Incorrect impulse curves - replication of a paper

Good afternoon,

I am trying to replicate the paper Aoki Benigno Kiyotaki (2016) Monetary and Financial Policies in Emerging
Markets
. My code works properly, but the impulse curves do not coincide with those in the paper (screen attached). Above this, the impulse curves for one of the shocks are not curves but rather short straight lines (attached).

What could be the problem? I checked many times that all equations are OK.

Thank you in advance for your precious help.
ABKmodelforum.mod (4.61 KB)
ABKmodel_steadystate.m (4.51 KB)

dropbox.com/s/dnbrlsb5cypcbxh/Screenshot_1.png?dl=0

Your IRFs are explosive. Either use order=1 or pruning.

Thank you a lot.
If someone has a similar problem, it works when the order of approximation is set to 1 and all variables are replaced with exp(x) instead of x to linearize the model (do not forget to log the steady-state values).

You don’t need the exp()-part, only

order=1

or

pruning

If you don’t use higher order with pruning, the exp()-substitution inducing a loglinearization instead of linearization may actually help to prevent explosive simulations.

1 Like

Apologies in advance for bumping this old topic, but I had a couple questions about the replication of ABK (2016) as well.

For most of the variables I get well behaved IRFs, but I’m struggling to replicate the IRFs of the [domestic] nominal interest rate as in the paper. In the 2018 version of the ABK paper, the nominal interest rate responds in a hump-shaped pattern. However, I’m getting an initial drop in the nominal interest rate for the first 20 periods, before seeing a small increase.

I suspect there’s an issue with my interpretation of the Fisher equation, or the steady state net nominal interest rate.

Any comments would be much appreciated.

ABK2016.mod (10.1 KB)

Why is your Fisher equation backward-looking?

That’s how it was specified in the ABK paper. If I change it to R=(1+i)/Pi(+1), then I get the following IRFs (attached)

As this changes all IRFs you need to find out what is going on in the model. There is only one correct implementation.
When you say

that means that you still have not found the correct implementation.
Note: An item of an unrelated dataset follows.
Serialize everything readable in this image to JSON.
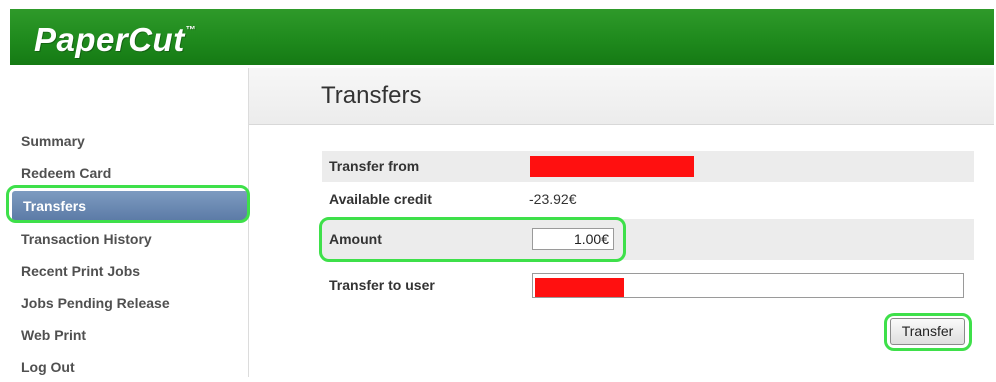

Have you asked the authors for their code?

Yes, I think that’s my only course of action… Thank you, jpfiefer!

I just wanted to provide an update: I managed to replicate the results in the ABK paper, and would like to share the code on here – I’ve noticed quite a lot of people on the net struggling with this paper, so hopefully this helps.

Note that this only covers the baseline foreign interest rate shock experiment (figure 3 in the ABK paper).